### Information supplied

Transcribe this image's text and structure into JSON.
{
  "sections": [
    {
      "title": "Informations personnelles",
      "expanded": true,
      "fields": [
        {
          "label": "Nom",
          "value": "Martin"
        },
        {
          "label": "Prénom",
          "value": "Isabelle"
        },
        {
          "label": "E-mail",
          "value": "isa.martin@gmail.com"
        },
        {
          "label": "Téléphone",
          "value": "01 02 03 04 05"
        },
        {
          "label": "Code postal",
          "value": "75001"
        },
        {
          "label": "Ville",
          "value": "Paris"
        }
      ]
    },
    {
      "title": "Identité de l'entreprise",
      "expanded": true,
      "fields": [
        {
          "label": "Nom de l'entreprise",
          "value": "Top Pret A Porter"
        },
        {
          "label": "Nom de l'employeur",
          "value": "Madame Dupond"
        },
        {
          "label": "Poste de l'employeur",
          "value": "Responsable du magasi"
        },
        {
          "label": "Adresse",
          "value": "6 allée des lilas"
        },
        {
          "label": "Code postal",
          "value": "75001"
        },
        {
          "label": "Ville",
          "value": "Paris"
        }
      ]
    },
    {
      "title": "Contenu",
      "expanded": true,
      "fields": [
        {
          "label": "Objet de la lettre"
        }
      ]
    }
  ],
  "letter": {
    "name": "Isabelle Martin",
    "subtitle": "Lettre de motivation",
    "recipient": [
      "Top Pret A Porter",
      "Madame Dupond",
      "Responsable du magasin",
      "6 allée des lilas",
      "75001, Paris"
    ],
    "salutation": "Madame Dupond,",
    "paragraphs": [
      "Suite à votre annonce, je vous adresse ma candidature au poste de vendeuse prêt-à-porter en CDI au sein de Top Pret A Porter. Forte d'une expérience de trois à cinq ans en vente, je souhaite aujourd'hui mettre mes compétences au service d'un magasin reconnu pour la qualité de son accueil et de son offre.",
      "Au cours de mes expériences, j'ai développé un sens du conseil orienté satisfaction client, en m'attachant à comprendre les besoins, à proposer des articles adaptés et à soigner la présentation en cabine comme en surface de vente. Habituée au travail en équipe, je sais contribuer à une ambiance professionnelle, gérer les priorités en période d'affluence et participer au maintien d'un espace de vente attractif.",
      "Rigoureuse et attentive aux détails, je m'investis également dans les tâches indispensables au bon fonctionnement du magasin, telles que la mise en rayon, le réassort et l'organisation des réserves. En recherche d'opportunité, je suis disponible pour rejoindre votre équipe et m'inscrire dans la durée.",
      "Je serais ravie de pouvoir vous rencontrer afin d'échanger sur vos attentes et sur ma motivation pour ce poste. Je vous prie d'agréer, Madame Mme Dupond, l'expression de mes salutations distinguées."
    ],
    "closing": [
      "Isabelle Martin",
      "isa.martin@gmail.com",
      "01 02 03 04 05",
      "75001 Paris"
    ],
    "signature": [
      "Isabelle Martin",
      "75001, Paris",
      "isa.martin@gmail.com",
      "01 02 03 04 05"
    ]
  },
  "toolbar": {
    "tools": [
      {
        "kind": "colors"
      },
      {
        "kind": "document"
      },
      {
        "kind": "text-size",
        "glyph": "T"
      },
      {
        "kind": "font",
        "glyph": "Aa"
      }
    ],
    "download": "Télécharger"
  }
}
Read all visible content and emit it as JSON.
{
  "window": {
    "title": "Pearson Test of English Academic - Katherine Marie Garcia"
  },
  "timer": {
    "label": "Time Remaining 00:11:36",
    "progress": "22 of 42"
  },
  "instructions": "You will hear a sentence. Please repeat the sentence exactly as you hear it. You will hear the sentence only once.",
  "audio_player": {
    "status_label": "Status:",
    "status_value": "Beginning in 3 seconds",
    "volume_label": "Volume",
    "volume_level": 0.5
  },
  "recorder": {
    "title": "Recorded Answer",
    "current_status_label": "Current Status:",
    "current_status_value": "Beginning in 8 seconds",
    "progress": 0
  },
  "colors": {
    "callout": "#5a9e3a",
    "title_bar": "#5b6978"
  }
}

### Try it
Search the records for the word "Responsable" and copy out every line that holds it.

### Response area
          "value": "Responsable du magasi"
      "Responsable du magasin",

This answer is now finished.